• Aim of the task
Going through the entries below, copy out each line that contains "text".

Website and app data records
----

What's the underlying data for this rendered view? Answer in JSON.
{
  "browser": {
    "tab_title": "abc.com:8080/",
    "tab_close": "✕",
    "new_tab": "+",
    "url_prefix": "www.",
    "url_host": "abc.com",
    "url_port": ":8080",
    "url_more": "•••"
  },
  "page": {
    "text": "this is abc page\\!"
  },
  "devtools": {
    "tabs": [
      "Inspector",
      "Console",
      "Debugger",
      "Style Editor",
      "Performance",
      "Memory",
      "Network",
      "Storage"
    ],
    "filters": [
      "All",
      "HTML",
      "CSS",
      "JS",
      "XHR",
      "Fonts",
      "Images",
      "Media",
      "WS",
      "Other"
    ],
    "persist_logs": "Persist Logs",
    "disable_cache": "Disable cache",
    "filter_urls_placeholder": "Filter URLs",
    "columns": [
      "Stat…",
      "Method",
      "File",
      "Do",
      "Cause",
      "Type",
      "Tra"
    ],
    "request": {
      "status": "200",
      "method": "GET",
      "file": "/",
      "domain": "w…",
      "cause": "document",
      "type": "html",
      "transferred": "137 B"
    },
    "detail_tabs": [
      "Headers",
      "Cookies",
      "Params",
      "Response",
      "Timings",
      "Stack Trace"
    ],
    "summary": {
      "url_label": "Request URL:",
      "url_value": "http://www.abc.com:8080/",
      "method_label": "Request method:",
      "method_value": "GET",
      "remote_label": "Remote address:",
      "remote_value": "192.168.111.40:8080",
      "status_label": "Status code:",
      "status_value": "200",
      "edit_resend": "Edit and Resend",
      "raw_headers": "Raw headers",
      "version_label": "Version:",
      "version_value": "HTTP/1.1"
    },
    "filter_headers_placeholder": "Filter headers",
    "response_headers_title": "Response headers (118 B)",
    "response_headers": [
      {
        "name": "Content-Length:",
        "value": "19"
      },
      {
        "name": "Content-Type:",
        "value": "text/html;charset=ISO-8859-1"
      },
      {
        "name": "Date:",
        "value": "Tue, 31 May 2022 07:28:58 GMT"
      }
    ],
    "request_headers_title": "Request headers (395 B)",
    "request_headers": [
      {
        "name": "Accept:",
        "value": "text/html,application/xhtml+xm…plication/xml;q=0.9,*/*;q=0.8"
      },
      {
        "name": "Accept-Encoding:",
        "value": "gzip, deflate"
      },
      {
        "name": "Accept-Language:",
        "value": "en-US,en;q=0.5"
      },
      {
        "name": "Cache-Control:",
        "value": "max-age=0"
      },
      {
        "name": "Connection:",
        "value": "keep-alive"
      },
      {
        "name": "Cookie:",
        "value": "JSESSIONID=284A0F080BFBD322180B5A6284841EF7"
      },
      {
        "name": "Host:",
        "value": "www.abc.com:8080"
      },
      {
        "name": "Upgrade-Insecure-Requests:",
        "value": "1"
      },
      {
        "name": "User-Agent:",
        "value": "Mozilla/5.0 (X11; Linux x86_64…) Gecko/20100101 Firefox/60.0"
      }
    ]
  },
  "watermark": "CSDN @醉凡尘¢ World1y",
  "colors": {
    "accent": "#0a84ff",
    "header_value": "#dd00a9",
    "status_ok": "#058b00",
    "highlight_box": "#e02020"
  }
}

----

• Answer space
    "text": "this is abc page\\!"
        "value": "text/html;charset=ISO-8859-1"
        "value": "text/html,application/xhtml+xm…plication/xml;q=0.9,*/*;q=0.8"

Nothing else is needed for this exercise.